Many families likely gathered around the television every night for some period of time, but their reality was shaped by other behaviors such as eating dinner together beforehand, a parent going off to work third shift in a factory, a teenager leaving right when the family sat down, etc. If you asked a family about what they did each night, they may have told you that they had dinner together as a family and then watched Television, because that was expected behavior in society at the time. Anthropologists refer to this distinction as Ideal vs. Real Culture. Ideal Culture consists of what people say they’re doing or should be doing, whereas Real Culture comes from observation of their actual behaviors. Hopefully it surprises no one that the Ideal is usually pretty removed from the Real Culture in a person’s life.
By the end of the 1960’s, some began painting television in a negative light. The phrase “Don’t let that TV rot your brain” became more commonplace as fear-mongering media, books and activists warned parents of America that the television would corrupt their children. Even today, the American Academy of Pediatrics recommends that children should only watch “1 – 2 hours of quality programming per day.” Since so many of us readily opt to heavily use digital devices for most of our waking hours, how can we not question this claim? It directly conflicts with our regular behaviors and likely many of our personal values, so why don’t we instead try to understand how and why television shapes a child’s life among all the other factors. What aspects of the television they watch can be positive, negative or neutral?
So, what am I getting at, anyways?
I mean to say here that I think it’s time for us to take a step back and to be objective. There is value in trying to understand how our behaviors, interactions and culture are changing; certainly before we jump to conclusions or give over to fear-mongering. Change can be scary – and many of us are comfortable in situations in which we understand all the variables – but if we don’t take the time to objectively understand how we are changing given all the technology available to us, then we’ll never truly understand who we are and what all the positive, negative and neutral factors are that shape our daily lives.
I’m not saying that some of the claims in the video aren’t realistic – there are probably some people out there that interact far more in the digital world than they do in the physical one, and that may be affecting them negatively.

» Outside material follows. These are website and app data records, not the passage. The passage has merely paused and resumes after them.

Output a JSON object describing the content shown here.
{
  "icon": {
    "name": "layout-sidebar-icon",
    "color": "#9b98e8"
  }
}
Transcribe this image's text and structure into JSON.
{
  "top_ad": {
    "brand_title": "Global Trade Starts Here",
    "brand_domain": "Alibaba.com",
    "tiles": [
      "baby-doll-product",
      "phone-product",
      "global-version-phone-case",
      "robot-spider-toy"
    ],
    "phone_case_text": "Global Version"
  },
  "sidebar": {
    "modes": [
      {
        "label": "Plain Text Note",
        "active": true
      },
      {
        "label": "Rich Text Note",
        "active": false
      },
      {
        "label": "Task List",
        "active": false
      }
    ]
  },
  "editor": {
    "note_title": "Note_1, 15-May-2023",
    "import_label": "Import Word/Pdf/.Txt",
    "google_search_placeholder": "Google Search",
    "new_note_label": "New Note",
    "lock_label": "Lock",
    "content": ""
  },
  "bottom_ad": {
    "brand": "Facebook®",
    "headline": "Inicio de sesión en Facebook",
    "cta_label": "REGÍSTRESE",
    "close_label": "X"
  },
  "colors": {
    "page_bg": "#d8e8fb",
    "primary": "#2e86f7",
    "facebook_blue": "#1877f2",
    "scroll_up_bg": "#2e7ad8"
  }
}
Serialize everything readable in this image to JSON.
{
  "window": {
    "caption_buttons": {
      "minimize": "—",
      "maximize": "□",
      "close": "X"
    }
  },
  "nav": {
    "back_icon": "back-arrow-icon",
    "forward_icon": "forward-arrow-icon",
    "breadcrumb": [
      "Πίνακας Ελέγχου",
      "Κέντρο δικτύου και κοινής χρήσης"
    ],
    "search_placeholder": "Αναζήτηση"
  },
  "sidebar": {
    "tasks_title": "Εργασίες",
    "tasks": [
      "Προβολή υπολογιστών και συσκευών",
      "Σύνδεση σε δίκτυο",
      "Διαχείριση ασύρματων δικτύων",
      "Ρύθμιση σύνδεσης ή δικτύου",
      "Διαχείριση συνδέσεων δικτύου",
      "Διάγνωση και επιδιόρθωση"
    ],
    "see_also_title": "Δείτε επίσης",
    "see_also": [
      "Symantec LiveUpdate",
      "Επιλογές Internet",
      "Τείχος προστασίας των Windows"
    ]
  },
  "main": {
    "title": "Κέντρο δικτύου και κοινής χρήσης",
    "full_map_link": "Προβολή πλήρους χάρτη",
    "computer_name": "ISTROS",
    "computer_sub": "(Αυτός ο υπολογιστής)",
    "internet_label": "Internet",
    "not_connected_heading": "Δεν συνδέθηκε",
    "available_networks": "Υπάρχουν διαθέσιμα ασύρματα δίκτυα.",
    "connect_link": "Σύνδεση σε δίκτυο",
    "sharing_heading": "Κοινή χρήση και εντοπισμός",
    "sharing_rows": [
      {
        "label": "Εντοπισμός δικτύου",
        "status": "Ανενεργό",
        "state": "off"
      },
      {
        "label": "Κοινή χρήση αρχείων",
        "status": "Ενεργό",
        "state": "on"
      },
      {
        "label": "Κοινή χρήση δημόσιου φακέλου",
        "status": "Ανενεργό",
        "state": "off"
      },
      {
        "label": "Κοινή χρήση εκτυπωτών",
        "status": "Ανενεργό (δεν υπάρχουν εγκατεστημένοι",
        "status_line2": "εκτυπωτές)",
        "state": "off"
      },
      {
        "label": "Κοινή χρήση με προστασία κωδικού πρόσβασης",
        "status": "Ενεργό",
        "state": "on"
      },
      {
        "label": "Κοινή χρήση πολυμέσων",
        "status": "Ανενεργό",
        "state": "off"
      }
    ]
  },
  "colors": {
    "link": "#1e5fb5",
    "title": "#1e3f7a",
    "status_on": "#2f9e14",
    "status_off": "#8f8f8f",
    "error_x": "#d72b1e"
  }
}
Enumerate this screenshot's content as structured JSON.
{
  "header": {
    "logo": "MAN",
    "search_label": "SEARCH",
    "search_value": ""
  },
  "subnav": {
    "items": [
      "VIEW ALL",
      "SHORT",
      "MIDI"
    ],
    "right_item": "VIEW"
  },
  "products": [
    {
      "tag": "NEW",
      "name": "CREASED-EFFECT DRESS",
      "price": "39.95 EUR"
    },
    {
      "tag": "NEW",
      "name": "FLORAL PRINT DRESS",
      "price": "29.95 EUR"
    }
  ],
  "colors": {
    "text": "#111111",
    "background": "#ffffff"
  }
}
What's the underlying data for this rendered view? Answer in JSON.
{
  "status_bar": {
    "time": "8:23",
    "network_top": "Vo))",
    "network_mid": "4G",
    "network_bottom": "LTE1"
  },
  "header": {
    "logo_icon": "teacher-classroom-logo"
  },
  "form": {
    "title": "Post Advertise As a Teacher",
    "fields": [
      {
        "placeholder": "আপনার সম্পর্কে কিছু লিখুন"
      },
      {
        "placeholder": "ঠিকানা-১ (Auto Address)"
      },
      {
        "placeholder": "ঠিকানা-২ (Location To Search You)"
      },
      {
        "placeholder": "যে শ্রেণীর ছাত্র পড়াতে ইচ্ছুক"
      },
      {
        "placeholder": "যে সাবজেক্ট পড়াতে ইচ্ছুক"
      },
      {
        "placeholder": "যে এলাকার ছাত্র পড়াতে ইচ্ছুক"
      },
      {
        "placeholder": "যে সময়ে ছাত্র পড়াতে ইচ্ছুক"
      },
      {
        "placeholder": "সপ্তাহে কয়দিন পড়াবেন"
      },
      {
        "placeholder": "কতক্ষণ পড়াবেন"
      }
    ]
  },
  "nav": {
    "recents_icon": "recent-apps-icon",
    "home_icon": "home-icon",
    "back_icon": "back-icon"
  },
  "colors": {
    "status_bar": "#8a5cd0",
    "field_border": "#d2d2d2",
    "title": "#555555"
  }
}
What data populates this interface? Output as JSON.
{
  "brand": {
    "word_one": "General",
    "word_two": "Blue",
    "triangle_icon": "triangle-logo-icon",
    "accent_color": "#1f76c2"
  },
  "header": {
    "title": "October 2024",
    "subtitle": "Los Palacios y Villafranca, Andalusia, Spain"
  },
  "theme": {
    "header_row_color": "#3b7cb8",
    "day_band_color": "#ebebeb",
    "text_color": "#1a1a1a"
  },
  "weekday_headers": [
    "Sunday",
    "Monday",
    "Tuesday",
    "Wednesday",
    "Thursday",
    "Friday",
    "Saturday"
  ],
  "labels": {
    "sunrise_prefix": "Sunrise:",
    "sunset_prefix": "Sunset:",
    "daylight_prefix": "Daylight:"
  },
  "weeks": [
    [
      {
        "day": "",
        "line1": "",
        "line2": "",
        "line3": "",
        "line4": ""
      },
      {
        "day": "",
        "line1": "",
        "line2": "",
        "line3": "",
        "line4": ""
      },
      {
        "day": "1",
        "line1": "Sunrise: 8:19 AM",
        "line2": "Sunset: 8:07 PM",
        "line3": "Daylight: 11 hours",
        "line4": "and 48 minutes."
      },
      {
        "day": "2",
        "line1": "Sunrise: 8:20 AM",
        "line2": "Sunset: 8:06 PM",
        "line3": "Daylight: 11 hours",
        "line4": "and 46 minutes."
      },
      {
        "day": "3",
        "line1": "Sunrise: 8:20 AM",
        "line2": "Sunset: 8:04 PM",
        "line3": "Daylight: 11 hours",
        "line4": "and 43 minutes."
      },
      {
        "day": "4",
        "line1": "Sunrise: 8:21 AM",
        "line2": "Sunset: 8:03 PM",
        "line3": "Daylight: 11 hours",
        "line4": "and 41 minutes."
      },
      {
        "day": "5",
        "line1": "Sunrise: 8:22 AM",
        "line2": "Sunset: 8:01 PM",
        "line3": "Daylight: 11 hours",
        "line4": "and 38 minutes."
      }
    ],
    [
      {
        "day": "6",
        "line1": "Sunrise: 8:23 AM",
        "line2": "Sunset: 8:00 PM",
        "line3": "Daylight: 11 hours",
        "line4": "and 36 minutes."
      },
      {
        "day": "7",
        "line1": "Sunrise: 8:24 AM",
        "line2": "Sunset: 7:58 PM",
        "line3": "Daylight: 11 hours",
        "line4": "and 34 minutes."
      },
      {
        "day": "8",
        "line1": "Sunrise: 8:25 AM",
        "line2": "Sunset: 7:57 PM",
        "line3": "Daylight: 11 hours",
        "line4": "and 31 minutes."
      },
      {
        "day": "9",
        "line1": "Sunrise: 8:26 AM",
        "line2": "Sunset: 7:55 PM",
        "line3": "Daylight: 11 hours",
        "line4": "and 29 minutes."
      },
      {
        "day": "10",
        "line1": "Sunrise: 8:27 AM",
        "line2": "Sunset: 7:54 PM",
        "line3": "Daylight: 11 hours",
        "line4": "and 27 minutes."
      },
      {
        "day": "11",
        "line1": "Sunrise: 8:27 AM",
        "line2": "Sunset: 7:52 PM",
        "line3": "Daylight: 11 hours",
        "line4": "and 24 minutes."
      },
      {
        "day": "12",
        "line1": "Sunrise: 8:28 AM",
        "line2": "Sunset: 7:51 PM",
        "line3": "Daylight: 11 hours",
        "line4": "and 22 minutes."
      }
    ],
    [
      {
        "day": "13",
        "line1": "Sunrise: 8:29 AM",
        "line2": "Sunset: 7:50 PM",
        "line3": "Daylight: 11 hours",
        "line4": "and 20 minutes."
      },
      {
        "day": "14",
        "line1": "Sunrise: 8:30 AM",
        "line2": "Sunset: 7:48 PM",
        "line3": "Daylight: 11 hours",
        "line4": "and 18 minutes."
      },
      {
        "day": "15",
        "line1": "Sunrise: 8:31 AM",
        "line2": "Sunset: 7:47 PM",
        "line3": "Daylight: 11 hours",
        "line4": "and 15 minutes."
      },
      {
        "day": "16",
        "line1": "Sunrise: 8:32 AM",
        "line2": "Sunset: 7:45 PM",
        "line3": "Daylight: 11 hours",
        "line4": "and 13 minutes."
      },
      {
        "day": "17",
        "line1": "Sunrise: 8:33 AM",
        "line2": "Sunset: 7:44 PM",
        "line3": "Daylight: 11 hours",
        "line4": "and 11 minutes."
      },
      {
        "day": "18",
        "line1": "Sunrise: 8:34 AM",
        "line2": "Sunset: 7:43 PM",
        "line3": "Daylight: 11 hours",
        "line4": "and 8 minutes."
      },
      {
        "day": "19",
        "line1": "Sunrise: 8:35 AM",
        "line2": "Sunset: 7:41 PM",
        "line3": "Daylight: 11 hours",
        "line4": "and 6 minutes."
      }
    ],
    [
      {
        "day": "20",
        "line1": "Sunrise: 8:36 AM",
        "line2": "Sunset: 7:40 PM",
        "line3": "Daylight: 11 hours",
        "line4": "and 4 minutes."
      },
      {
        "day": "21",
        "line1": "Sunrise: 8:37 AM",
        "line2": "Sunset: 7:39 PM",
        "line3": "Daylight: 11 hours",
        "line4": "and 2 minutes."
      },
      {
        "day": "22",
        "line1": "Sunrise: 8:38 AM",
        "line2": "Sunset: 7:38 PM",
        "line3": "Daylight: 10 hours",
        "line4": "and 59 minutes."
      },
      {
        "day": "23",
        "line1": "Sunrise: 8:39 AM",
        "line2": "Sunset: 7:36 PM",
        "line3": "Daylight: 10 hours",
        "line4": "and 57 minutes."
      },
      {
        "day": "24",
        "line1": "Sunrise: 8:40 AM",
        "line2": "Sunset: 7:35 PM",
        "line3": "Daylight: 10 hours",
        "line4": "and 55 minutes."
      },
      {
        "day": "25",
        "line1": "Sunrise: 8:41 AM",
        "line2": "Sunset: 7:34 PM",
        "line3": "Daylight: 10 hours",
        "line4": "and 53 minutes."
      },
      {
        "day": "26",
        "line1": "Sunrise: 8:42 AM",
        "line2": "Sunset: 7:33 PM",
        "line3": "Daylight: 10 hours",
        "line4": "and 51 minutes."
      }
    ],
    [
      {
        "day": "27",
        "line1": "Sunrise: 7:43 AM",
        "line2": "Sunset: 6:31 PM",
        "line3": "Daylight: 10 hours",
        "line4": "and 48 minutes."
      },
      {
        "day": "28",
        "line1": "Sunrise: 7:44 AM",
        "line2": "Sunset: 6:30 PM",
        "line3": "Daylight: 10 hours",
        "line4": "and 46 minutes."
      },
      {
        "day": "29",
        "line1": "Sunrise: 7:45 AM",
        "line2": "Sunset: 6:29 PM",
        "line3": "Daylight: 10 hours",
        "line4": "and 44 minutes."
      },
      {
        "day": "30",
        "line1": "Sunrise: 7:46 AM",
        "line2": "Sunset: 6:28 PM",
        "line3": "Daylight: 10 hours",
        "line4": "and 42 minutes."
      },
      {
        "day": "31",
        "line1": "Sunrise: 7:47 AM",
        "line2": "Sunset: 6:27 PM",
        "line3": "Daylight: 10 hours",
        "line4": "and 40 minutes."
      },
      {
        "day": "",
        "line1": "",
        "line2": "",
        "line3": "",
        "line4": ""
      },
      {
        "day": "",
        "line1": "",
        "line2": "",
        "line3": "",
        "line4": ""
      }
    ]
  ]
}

But again, we don’t know anything about the rest of their lives. We don’t know the many choices they make or the circumstances that drive them to live more digitally.
The video asks us: Do you still take trips with your friends? Do you edit all your posts to show only your best side? Do you feel lonely when you’re staring into your monitor at night? Do you feel like you are productive? When you’re at a coffee shop, do you stare at your phone instead of making conversation with the staff? I think it’s more important to ask: Do we enjoy the choices we make in our own lives? Do we wish we were making different choices throughout our day?
The last statement made in this video, “idiots; smart phones and dumb people,” is the one that sparked me to write this editorial. The internet has facilitated transfer of more information than any other media available to us in the past. The sheer potential to share, exchange and learn is limitless, yet here is someone telling us, in matter-of-fact, that all this technology is making us “idiots.”
We should be very careful not to let ourselves replace observations and critical self-reflection with artistically worded warnings.
If this video has sparked something inside you, I suggest the following. Keep a journal for 2 weeks – in one, monitor your daily behaviors alongside your regular use of digital devices (or, if you want to be a bit more objective, monitor a close friend’s or partner’s behavior). In the second, try a week “looking up” and see how your behaviors differ. What’s important for you to reflect upon is whether, for you, either scenario has taught you something about the way you live. If you feel happy and fulfilled with the way you utilize digital devices in your life, then why do you need to “look up” as this video suggests?